Hormones are important because they are used by a body for
: an organ in one part of the body can
secrete a hormone signal that can, in theory, “talk” to any other organ and tissue of the body, giving it new
Of course, not all cells will respond to a particular hormone in the blood, so hormones have specific
target tissues that they regulate.
Certainly not all hormones are involved in homeostasis.
For example, the human
sex hormones play a role in regulating the growth, development and maintenance of the male and female
reproductive systems, as well as controlling reproductive cycles and sexual behavior.
Structure of Hormones
What kinds of molecules are hormones?
Hormones tend to be fairly large molecules, and types of hormones
, which tend to be short polypeptides, just a few amino acids long up to considerably
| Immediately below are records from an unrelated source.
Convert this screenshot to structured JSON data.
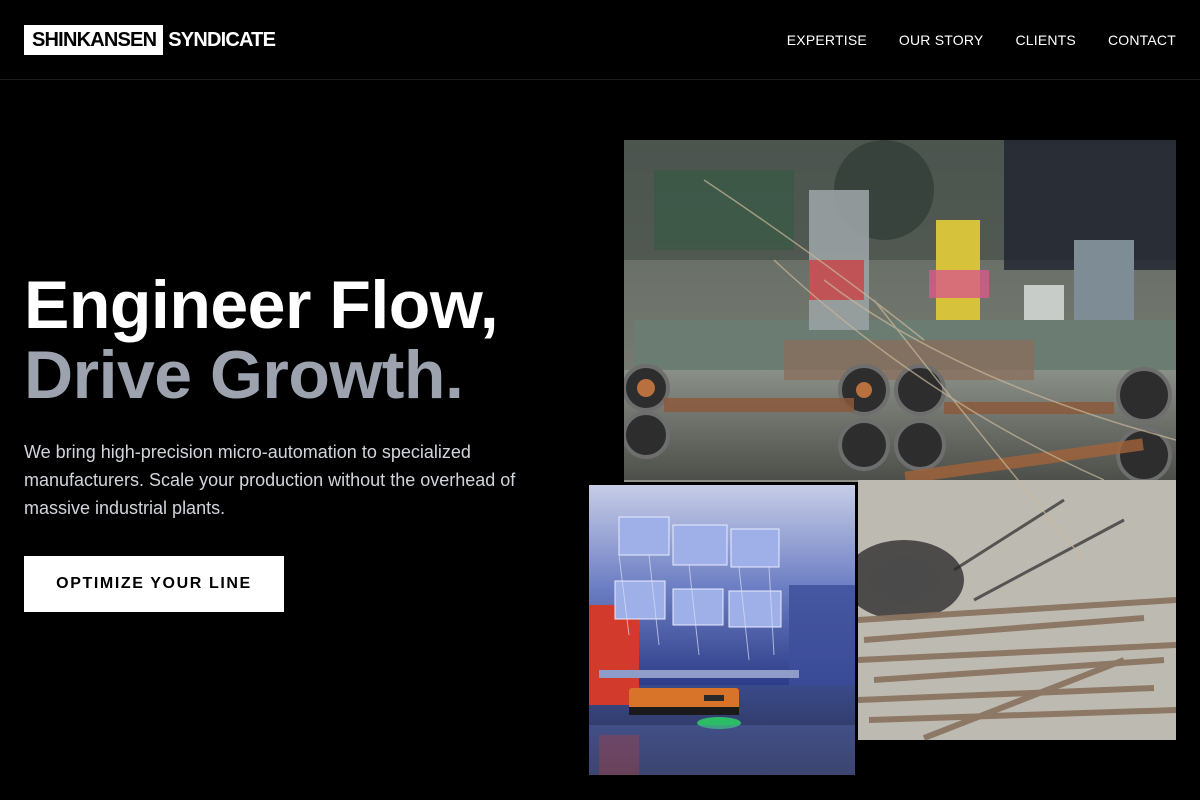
{
  "header": {
    "logo_box": "SHINKANSEN",
    "logo_text": "SYNDICATE",
    "nav": [
      {
        "label": "EXPERTISE"
      },
      {
        "label": "OUR STORY"
      },
      {
        "label": "CLIENTS"
      },
      {
        "label": "CONTACT"
      }
    ]
  },
  "hero": {
    "headline_line1": "Engineer Flow,",
    "headline_line2": "Drive Growth.",
    "subtext": "We bring high-precision micro-automation to specialized manufacturers. Scale your production without the overhead of massive industrial plants.",
    "cta_label": "OPTIMIZE YOUR LINE"
  },
  "colors": {
    "background": "#000000",
    "accent_gray": "#9ca3af",
    "cta_bg": "#ffffff"
  }
}
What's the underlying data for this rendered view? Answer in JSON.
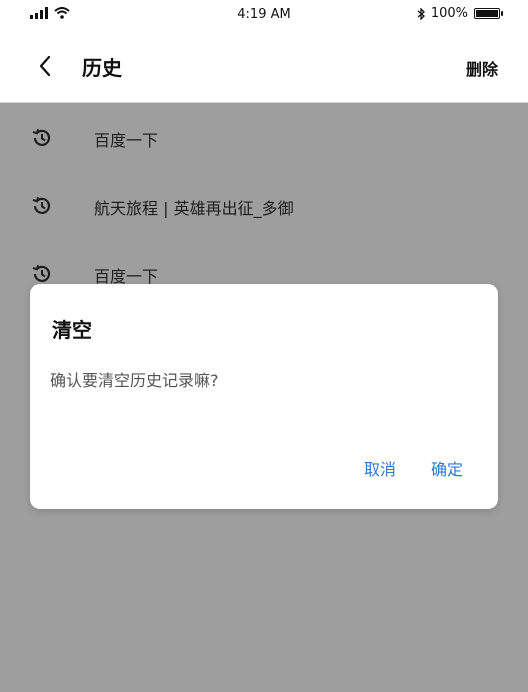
{
  "status_bar": {
    "time": "4:19 AM",
    "battery_text": "100%",
    "battery_level": 1.0,
    "icons": [
      "signal-icon",
      "wifi-icon",
      "bluetooth-icon",
      "battery-icon"
    ]
  },
  "header": {
    "title": "历史",
    "delete_label": "删除",
    "back_icon": "chevron-left-icon"
  },
  "history": {
    "icon": "history-icon",
    "items": [
      {
        "label": "百度一下"
      },
      {
        "label": "航天旅程 | 英雄再出征_多御"
      },
      {
        "label": "百度一下"
      }
    ]
  },
  "dialog": {
    "title": "清空",
    "message": "确认要清空历史记录嘛?",
    "cancel_label": "取消",
    "confirm_label": "确定"
  },
  "colors": {
    "overlay": "#9e9e9e",
    "accent": "#2c79d3"
  }
}
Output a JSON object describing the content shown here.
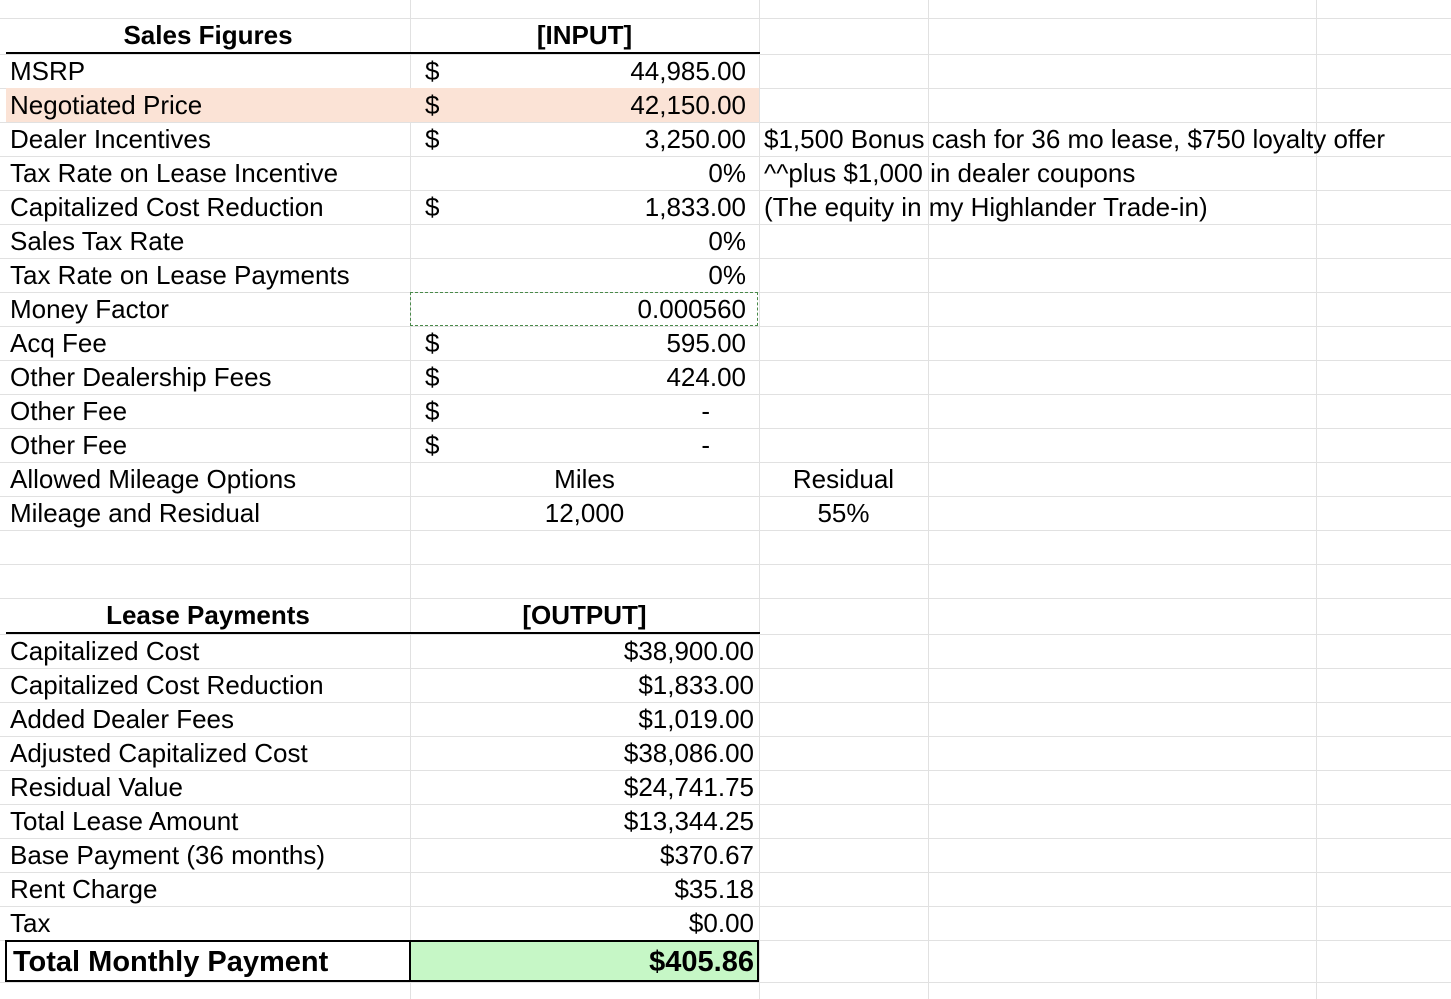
{
  "sales": {
    "header": "Sales Figures",
    "input_header": "[INPUT]",
    "rows": [
      {
        "label": "MSRP",
        "currency": "$",
        "value": "44,985.00",
        "note": ""
      },
      {
        "label": "Negotiated Price",
        "currency": "$",
        "value": "42,150.00",
        "note": ""
      },
      {
        "label": "Dealer Incentives",
        "currency": "$",
        "value": "3,250.00",
        "note": "$1,500 Bonus cash for 36 mo lease, $750 loyalty offer"
      },
      {
        "label": "Tax Rate on Lease Incentive",
        "currency": "",
        "value": "0%",
        "note": "^^plus $1,000 in dealer coupons"
      },
      {
        "label": "Capitalized Cost Reduction",
        "currency": "$",
        "value": "1,833.00",
        "note": "(The equity in my Highlander Trade-in)"
      },
      {
        "label": "Sales Tax Rate",
        "currency": "",
        "value": "0%",
        "note": ""
      },
      {
        "label": "Tax Rate on Lease Payments",
        "currency": "",
        "value": "0%",
        "note": ""
      },
      {
        "label": "Money Factor",
        "currency": "",
        "value": "0.000560",
        "note": ""
      },
      {
        "label": "Acq Fee",
        "currency": "$",
        "value": "595.00",
        "note": ""
      },
      {
        "label": "Other Dealership Fees",
        "currency": "$",
        "value": "424.00",
        "note": ""
      },
      {
        "label": "Other Fee",
        "currency": "$",
        "value": "-",
        "note": ""
      },
      {
        "label": "Other Fee",
        "currency": "$",
        "value": "-",
        "note": ""
      }
    ],
    "mileage": {
      "options_label": "Allowed Mileage Options",
      "miles_header": "Miles",
      "residual_header": "Residual",
      "row_label": "Mileage and Residual",
      "miles": "12,000",
      "residual": "55%"
    }
  },
  "lease": {
    "header": "Lease Payments",
    "output_header": "[OUTPUT]",
    "rows": [
      {
        "label": "Capitalized Cost",
        "value": "$38,900.00"
      },
      {
        "label": "Capitalized Cost Reduction",
        "value": "$1,833.00"
      },
      {
        "label": "Added Dealer Fees",
        "value": "$1,019.00"
      },
      {
        "label": "Adjusted Capitalized Cost",
        "value": "$38,086.00"
      },
      {
        "label": "Residual Value",
        "value": "$24,741.75"
      },
      {
        "label": "Total Lease Amount",
        "value": "$13,344.25"
      },
      {
        "label": "Base Payment (36 months)",
        "value": "$370.67"
      },
      {
        "label": "Rent Charge",
        "value": "$35.18"
      },
      {
        "label": "Tax",
        "value": "$0.00"
      }
    ],
    "total": {
      "label": "Total Monthly Payment",
      "value": "$405.86"
    }
  },
  "colors": {
    "negotiated_highlight": "#fbe3d6",
    "total_highlight": "#c6f7c6",
    "gridline": "#e1e1e1"
  }
}
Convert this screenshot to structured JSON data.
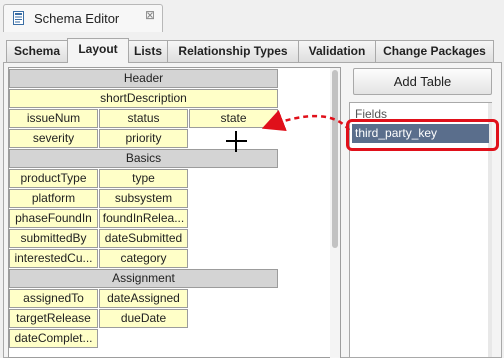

longer (this group includes ADH, insulin and glucagon), or single amino acids and their derivatives (examples
include epinephrine & norepinephrine).
(compounds derived from cholesterol).
hormone class includes aldosterone (a class of “mineralocorticoid”), estrogen, testosterone and the
glucocorticoids (which regulate aspects of metabolism).
Thyroxine is also a hydrophobic hormone that is
actually a derivative of an amino acid (that is also hydrophobic).
Most hormones are hydrophilic, water-soluble compounds that can travel easily in the blood but can’t cross cell
How do these hormones signal their target cells?
They bind to receptor proteins on the surface of
their target cells
(see Fig. 45.5a/45.6).
These membrane-bound receptor proteins have an extracellular region that
binds to the hormone, but they also contain an intracellular region that can act as an enzyme to affect the activity of
other cellular proteins and can activate transcription factors, which can alter gene expression within the target cell.
How does a steroid hormone act to stimulate its target cells?